Gel food coloring or flavor extract
- Using stand mixer and whisk attachment, whisk together egg whites and meringue powder on power 6 for about 2-3 minutes.
- Add the granulated sugar in two parts, and increase the speed to 8. Whisk together for 11 minutes or until stiff peaks form. (This is also when to add food coloring and or flavor extract so it is thoroughly mixed)
- Sift almond flour and powder sugar together.
- Once you have stiff peaks, remove the bowl from the stand mixer and add the almond flour and powder sugar. Combine the ingredients just until they are combined using the “J” method – start at the top middle, pull the spatula through the middle, and to the left scraping the side.
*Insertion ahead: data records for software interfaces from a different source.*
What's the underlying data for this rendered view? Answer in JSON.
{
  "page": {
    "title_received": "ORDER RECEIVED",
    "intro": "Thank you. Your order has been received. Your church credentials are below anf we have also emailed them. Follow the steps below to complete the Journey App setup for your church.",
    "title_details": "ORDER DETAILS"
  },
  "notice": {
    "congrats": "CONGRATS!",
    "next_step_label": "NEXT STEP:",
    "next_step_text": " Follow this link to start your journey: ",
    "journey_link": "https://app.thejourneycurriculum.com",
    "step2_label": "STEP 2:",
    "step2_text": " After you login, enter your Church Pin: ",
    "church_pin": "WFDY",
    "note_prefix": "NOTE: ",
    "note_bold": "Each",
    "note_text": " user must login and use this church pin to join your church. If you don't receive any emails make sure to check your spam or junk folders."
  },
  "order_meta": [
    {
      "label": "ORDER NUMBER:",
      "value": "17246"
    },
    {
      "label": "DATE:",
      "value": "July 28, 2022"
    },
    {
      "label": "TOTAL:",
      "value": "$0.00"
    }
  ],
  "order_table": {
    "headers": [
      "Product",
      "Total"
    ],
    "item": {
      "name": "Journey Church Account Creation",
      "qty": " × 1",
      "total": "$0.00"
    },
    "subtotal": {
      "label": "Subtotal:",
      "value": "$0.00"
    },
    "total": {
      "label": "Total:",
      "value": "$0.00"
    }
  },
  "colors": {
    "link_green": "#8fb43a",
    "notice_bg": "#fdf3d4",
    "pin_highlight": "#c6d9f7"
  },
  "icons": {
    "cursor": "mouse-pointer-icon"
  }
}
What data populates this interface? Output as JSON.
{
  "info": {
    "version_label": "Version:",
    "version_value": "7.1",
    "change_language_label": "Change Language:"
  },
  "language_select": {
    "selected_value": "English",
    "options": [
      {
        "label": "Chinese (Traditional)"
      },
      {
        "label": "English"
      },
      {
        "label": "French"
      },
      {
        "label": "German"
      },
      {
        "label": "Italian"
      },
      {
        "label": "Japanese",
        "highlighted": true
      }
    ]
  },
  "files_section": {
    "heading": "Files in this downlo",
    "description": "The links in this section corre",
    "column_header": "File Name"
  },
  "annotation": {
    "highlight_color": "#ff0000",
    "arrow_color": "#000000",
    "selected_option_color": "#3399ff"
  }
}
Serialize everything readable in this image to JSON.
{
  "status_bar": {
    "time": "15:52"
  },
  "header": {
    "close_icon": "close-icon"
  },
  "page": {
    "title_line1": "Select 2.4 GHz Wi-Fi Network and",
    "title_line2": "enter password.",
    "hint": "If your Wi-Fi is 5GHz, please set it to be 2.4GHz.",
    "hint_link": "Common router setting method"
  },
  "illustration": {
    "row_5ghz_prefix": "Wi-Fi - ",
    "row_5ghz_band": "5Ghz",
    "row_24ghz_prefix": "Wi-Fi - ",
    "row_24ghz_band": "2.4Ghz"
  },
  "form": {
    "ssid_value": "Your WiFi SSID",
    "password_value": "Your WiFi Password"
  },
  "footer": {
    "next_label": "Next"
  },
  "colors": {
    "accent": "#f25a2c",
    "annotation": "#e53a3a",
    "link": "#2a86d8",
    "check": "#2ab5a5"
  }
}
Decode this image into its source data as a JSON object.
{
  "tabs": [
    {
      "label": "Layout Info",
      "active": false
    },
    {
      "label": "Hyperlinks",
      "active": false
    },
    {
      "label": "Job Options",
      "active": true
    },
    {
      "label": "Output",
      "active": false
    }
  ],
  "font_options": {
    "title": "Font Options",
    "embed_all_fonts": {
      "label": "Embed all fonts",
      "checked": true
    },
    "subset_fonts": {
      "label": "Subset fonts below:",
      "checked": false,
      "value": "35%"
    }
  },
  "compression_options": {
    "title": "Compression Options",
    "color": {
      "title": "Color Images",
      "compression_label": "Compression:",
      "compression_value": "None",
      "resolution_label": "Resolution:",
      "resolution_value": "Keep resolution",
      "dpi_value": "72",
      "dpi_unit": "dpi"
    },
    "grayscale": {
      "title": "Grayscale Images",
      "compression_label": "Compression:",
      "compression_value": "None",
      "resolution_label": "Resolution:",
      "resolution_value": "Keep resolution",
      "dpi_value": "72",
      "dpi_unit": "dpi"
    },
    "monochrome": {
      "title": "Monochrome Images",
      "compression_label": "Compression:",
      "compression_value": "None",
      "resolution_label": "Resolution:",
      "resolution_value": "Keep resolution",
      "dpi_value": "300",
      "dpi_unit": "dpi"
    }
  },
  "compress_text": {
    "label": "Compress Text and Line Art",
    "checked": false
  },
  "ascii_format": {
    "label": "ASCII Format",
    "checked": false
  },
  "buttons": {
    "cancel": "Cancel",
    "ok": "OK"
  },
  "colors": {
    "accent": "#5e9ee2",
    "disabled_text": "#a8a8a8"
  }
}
Turn the bowl 90 degrees after each “J”
- Once batter is combined, put into a piping bag and pipe onto either a silicone mat or parchment paper. (I have the silicone mats with the stencil of the macaron shapes. There are several print out stencils available online that can be placed under the mat or parchment. Remember to remove the stencil after piping)
- Allow macarons to air out and create a “skin”, about 30 minutes. When you touch the tops of your macarons, none of the batter should stick to your finger
- Pre-heat oven to 325 degrees. Bake for about 8-9 minutes. Be sure to watch them so they do not darken on top. Additionally, the lighter the color of the macaron, the easier the color will start to brown.
- Allow macarons to cool completely before removing from the silicone mat or parchment paper.
- Fill with buttercream filling and put into a tightly closed container into the fridge to set up. Pull out of fridge 30 minutes before serving.
1 stick of butter; room temperature
2 cups of powder sugar
- Using stand mixer and paddle attachment, combine butter and honey for 2 minutes on medium speed.
- Scrape down the sides and add one cup of powder sugar. Start the mixing speed on low and gradually increase to a medium speed. Mix for about 2 minutes. Repeat with second cup of powder sugar.
- Add tablespoon of milk and mix on medium speed until buttercream is smooth.
- Put buttercream into piping bag and construct macarons.